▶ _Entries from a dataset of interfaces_
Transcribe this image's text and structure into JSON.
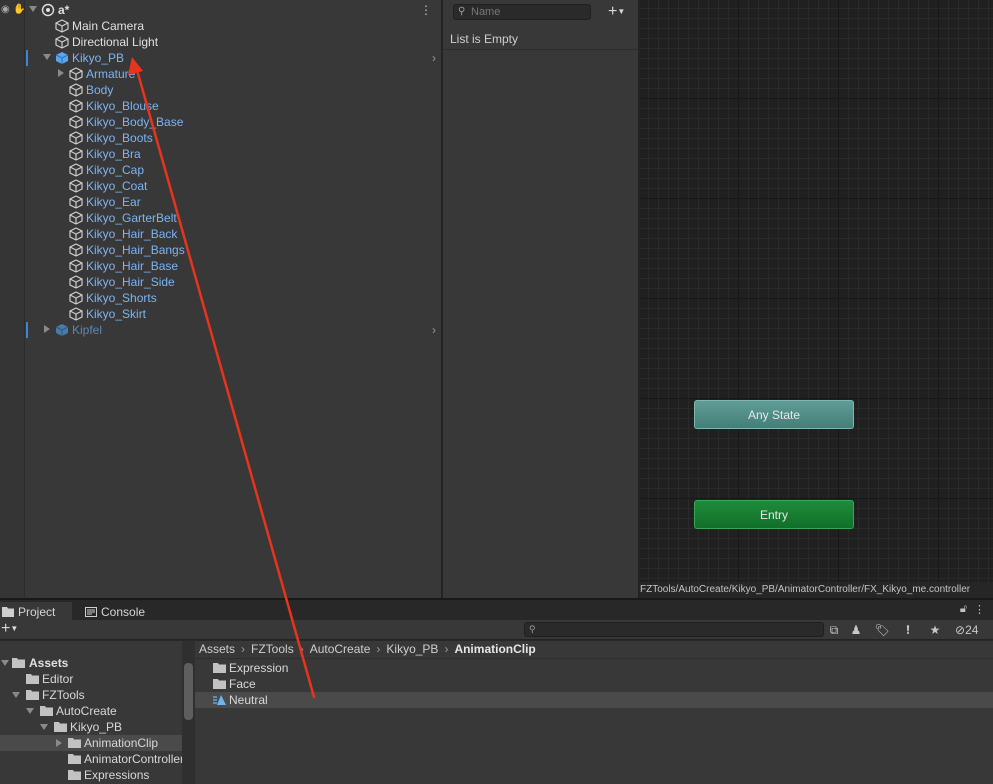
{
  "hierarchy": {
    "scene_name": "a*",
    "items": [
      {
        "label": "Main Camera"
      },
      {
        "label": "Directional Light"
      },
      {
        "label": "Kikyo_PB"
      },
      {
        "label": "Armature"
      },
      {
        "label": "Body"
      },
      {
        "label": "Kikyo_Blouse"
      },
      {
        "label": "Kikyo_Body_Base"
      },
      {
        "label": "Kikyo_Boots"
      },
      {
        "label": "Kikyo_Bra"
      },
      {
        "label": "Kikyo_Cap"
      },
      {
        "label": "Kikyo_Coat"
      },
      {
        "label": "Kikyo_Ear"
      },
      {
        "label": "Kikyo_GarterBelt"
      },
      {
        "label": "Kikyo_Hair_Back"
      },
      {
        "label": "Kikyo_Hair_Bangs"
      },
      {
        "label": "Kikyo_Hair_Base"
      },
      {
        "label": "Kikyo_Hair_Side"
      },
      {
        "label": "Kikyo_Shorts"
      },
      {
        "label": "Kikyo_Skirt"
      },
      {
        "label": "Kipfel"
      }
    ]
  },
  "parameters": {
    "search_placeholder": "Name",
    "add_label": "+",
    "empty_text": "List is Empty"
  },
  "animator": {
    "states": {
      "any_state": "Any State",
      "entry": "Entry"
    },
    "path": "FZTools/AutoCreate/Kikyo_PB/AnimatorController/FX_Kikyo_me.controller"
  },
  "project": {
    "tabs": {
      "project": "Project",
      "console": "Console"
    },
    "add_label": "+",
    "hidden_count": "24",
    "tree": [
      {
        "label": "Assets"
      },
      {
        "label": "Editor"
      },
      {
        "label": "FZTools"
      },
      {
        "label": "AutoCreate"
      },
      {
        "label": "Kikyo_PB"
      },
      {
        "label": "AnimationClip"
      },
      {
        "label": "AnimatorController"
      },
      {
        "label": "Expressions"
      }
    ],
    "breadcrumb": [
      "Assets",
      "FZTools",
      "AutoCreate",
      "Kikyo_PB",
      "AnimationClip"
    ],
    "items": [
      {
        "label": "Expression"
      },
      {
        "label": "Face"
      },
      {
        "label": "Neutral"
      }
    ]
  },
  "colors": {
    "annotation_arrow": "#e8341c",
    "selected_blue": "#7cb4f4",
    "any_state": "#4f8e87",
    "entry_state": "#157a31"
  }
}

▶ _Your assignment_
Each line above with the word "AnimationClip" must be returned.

▶ _The answer_
        "label": "AnimationClip"
      "AnimationClip"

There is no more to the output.